She became hooked on P at 14, missed her mother's funeral to get high, tore a girl's piercings out of her face, ran a brothel and ripped off banks for thousands of dollars.
Now 26, a mother of three and studying to be a midwife, former meth addict Natalie Ormsby is campaigning for a rehab centre in the Bay and is speaking at an upcoming meeting on the methamphetamine scene in the Bay, which she says is worsening.
Read more: Editorial: Meth menace fracturing families
"People are naive to how bad it is. How widespread it is. I can go in a mall or cafe and look around and know people who are on it. Now I have kids of my own I am scared because I know what it can do, the danger."
The youngest of nine, brought up in a strict religious family, Ormsby started using meth at 14 when she began dating a gang member.
"He used me to do his drop-offs thinking I was safe because I wouldn't try it, but I did, and once I did I couldn't get enough."
A year after she became addicted, when Ormsby was just 15, her mother died of lung cancer.
In the car on the way to the burial she stopped to score and ended up missing seeing her mother being laid to rest.
To fund an escalating habit she turned to fraud to obtain thousands of dollars, even using her own family's ID.
Once, after a four-day P binge, she broke a girl's arm and ripped the piercings out of her face. Later she had no recollection of what she had done.
Two spells in prison did not curb her drug use. "I didn't care. I would just use again when I got out."
It was only when she had her son, now 8, that she stopped.
"Once I made that decision and had my children, it was easy for me.
"But that is rare. I think most people need help from people who understand.
"Most families are so naive, they wouldn't know if their kid was using or not. I used to sit at the end of the bed chatting to my parents when I was high and they had no idea."
Ormsby is working with local charity Brave Hearts and Ngai Te Rangi, which have been holding seminars in the Bay to raise awareness about methamphetamine.
Ormsby's sister Melissa Ormbsy Heke said it had been "very difficult to watch her go off the rails".
"We tried everything but all the efforts that we did didn't get through to her because of the life she was living and the track she was going down.
"All of the rest of the family are married, going to university, and have had no involvement in this sort of life.

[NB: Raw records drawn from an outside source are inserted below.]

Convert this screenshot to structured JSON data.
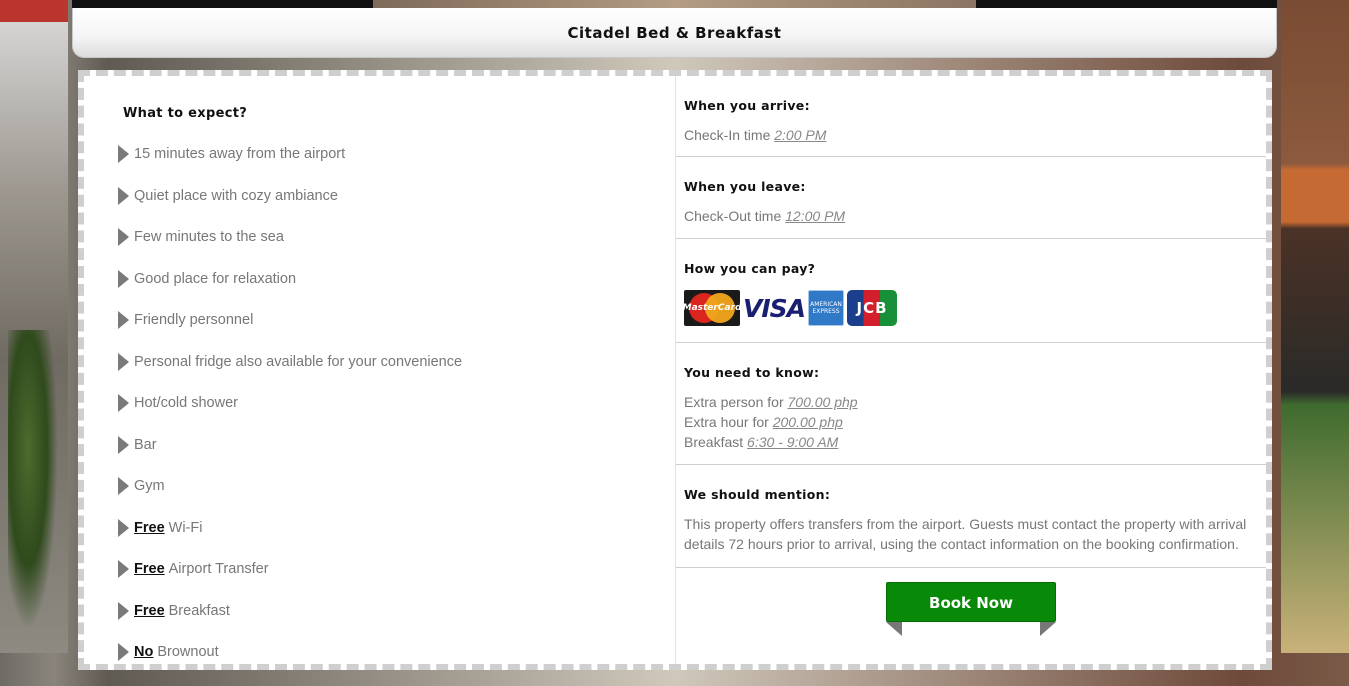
{
  "site_title": "Citadel Bed & Breakfast",
  "expect": {
    "heading": "What to expect?",
    "items": [
      {
        "prefix": "",
        "text": "15 minutes away from the airport"
      },
      {
        "prefix": "",
        "text": "Quiet place with cozy ambiance"
      },
      {
        "prefix": "",
        "text": "Few minutes to the sea"
      },
      {
        "prefix": "",
        "text": "Good place for relaxation"
      },
      {
        "prefix": "",
        "text": "Friendly personnel"
      },
      {
        "prefix": "",
        "text": "Personal fridge also available for your convenience"
      },
      {
        "prefix": "",
        "text": "Hot/cold shower"
      },
      {
        "prefix": "",
        "text": "Bar"
      },
      {
        "prefix": "",
        "text": "Gym"
      },
      {
        "prefix": "Free",
        "text": "Wi-Fi"
      },
      {
        "prefix": "Free",
        "text": "Airport Transfer"
      },
      {
        "prefix": "Free",
        "text": "Breakfast"
      },
      {
        "prefix": "No",
        "text": "Brownout"
      }
    ]
  },
  "arrive": {
    "heading": "When you arrive:",
    "label": "Check-In time",
    "value": "2:00 PM"
  },
  "leave": {
    "heading": "When you leave:",
    "label": "Check-Out time",
    "value": "12:00 PM"
  },
  "pay": {
    "heading": "How you can pay?",
    "cards": {
      "mastercard": "MasterCard",
      "visa": "VISA",
      "amex": "AMERICAN EXPRESS",
      "jcb": "JCB"
    }
  },
  "know": {
    "heading": "You need to know:",
    "lines": [
      {
        "label": "Extra person for",
        "value": "700.00 php"
      },
      {
        "label": "Extra hour for",
        "value": "200.00 php"
      },
      {
        "label": "Breakfast",
        "value": "6:30 - 9:00 AM"
      }
    ]
  },
  "mention": {
    "heading": "We should mention:",
    "text": "This property offers transfers from the airport. Guests must contact the property with arrival details 72 hours prior to arrival, using the contact information on the booking confirmation."
  },
  "book_label": "Book Now"
}
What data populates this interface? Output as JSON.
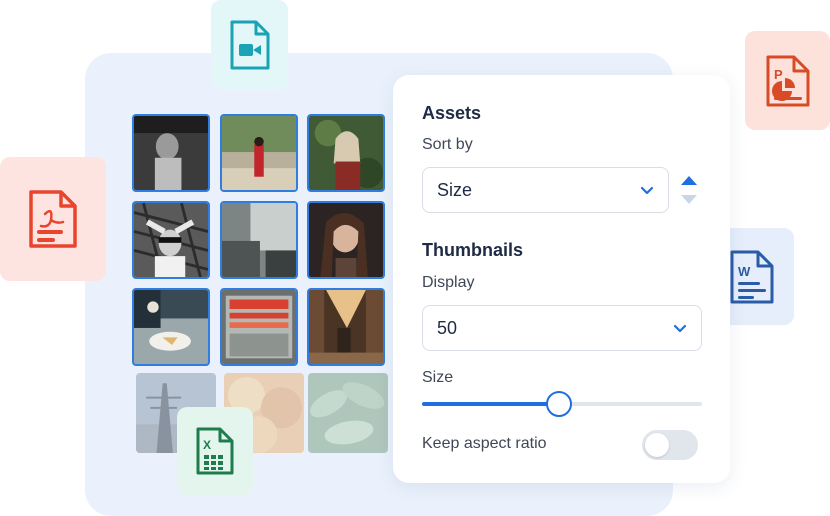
{
  "colors": {
    "accent": "#1f6fe0",
    "thumb_border": "#2f7de1",
    "panel_bg": "#eaf1fc",
    "video": "#1aa3b5",
    "pdf": "#e8442e",
    "ppt": "#d94a26",
    "word": "#2a5ca8",
    "excel": "#1f7d4d"
  },
  "badges": {
    "video": {
      "icon": "video-file-icon"
    },
    "pdf": {
      "icon": "pdf-file-icon"
    },
    "ppt": {
      "icon": "powerpoint-file-icon",
      "letter": "P"
    },
    "word": {
      "icon": "word-file-icon",
      "letter": "W"
    },
    "excel": {
      "icon": "excel-file-icon",
      "letter": "X"
    }
  },
  "assets": {
    "title": "Assets",
    "sort_by_label": "Sort by",
    "sort_by_value": "Size"
  },
  "thumbnails": {
    "title": "Thumbnails",
    "display_label": "Display",
    "display_value": "50",
    "size_label": "Size",
    "size_value": 0.49,
    "keep_aspect_label": "Keep aspect ratio",
    "keep_aspect_enabled": false
  }
}
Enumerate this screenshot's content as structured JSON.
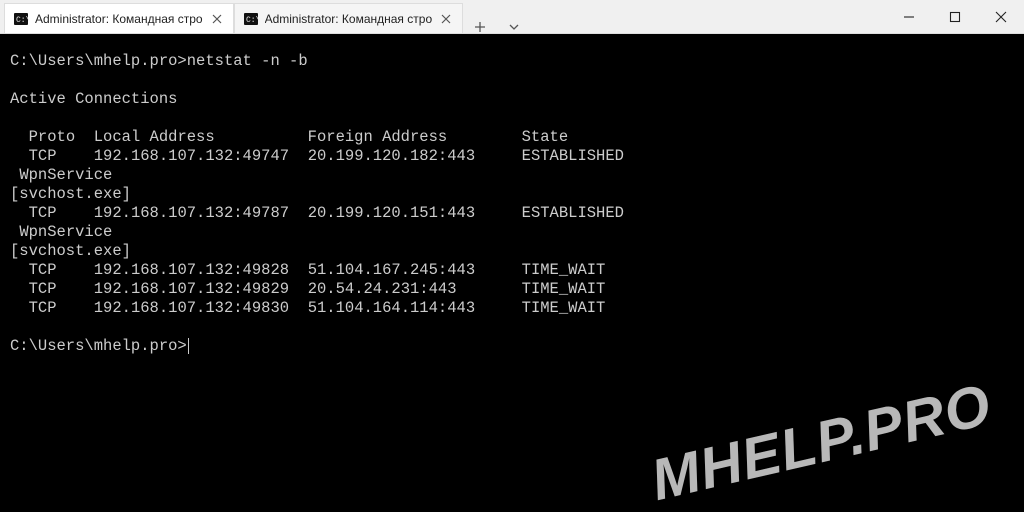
{
  "tabs": [
    {
      "title": "Administrator: Командная стро",
      "active": true
    },
    {
      "title": "Administrator: Командная стро",
      "active": false
    }
  ],
  "terminal": {
    "prompt1_path": "C:\\Users\\mhelp.pro>",
    "command": "netstat -n -b",
    "header_blank": "",
    "active_connections": "Active Connections",
    "columns": {
      "proto": "Proto",
      "local": "Local Address",
      "foreign": "Foreign Address",
      "state": "State"
    },
    "rows": [
      {
        "proto": "TCP",
        "local": "192.168.107.132:49747",
        "foreign": "20.199.120.182:443",
        "state": "ESTABLISHED",
        "service": "WpnService",
        "exe": "[svchost.exe]"
      },
      {
        "proto": "TCP",
        "local": "192.168.107.132:49787",
        "foreign": "20.199.120.151:443",
        "state": "ESTABLISHED",
        "service": "WpnService",
        "exe": "[svchost.exe]"
      },
      {
        "proto": "TCP",
        "local": "192.168.107.132:49828",
        "foreign": "51.104.167.245:443",
        "state": "TIME_WAIT"
      },
      {
        "proto": "TCP",
        "local": "192.168.107.132:49829",
        "foreign": "20.54.24.231:443",
        "state": "TIME_WAIT"
      },
      {
        "proto": "TCP",
        "local": "192.168.107.132:49830",
        "foreign": "51.104.164.114:443",
        "state": "TIME_WAIT"
      }
    ],
    "prompt2_path": "C:\\Users\\mhelp.pro>"
  },
  "watermark": "MHELP.PRO"
}
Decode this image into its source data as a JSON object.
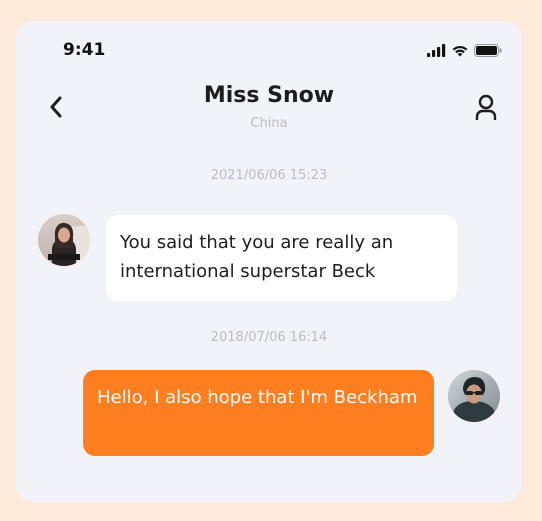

She got involved with the wrong people at a young age and became involved with drugs at just 14.
"It just goes to show that this stuff can affect everyone.
"She's come a long way and is getting her life back on track."
Erin Scarlett O'Neill, who founded Brave Hearts after her son - now clean - was addicted to P for 10 years, says the input of people like Natalie Ormsby is important because they can help families going through this.
"Families do not know where to turn."
Recent research on methamphetamine in the Bay found that although services were available, families either did not know how to access them or by the time they sought help they were in such crisis that they couldn't access services quickly enough.
Lack of a residential centre was also an issue.
The research was commissioned by the Breakthrough Forum, a collective of interested parties looking at tackling the growing P problem in the Western Bay.
Its representatives include Ngai Te Rangi and Brave Hearts.
The research was a "scoping exercise" to illustrate the impact of methamphetamine, services use, and associated gaps in information and evidence.